Another mission I had firmly planted in my mind for India was to find the gypsies of Rajasthan and witness first hand their unique and colourful dances. Traveling to Pushkar I managed to find them wondering the street’s- their strange instruments and deep gazes revealing themselves to me as ‘uncommon’ folk and before long I was on my way out of the small village being lead out into the desert, to the gypsy camp, with the promise of dance imminent.
And I was not let down- surrounded and entirely immersed by a whole camp full of rambunctious children- we watched enchanted in a swirl of colour and bells as the women twirled and spun with bare feet stamping in the dusty earth and the men sat in row with their peculiar instruments (percussion and a flute-like contraption called a ‘poongi’) sending ancient rhythms bouncing from the earth and grass walled huts.
This dance originates from the snake charmers of the desert and is characterised by wild and sensuous snake- like movements.
Although in recent history these dancers have been hired by great king’s and maharaja’s to perform outside of their village community, these semi-nomadic gypsies are still associated with squatters and thieves due to their low status in the cast system and continue to live much as they have done for many centuries.
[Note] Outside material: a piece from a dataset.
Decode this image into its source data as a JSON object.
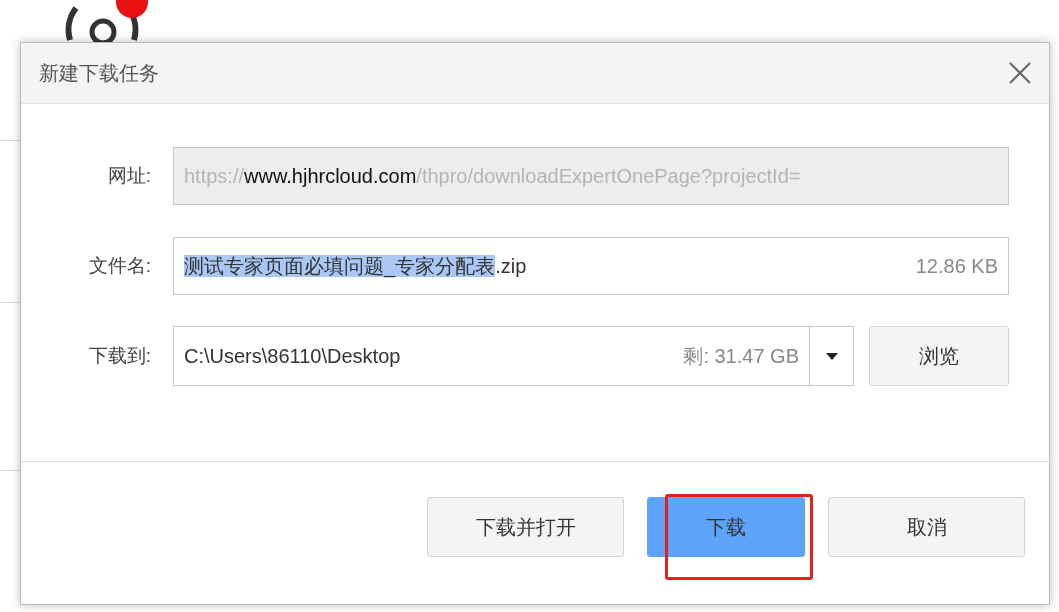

Yet another ancient culture that blew me away completely and a priceless memory I will treasure always…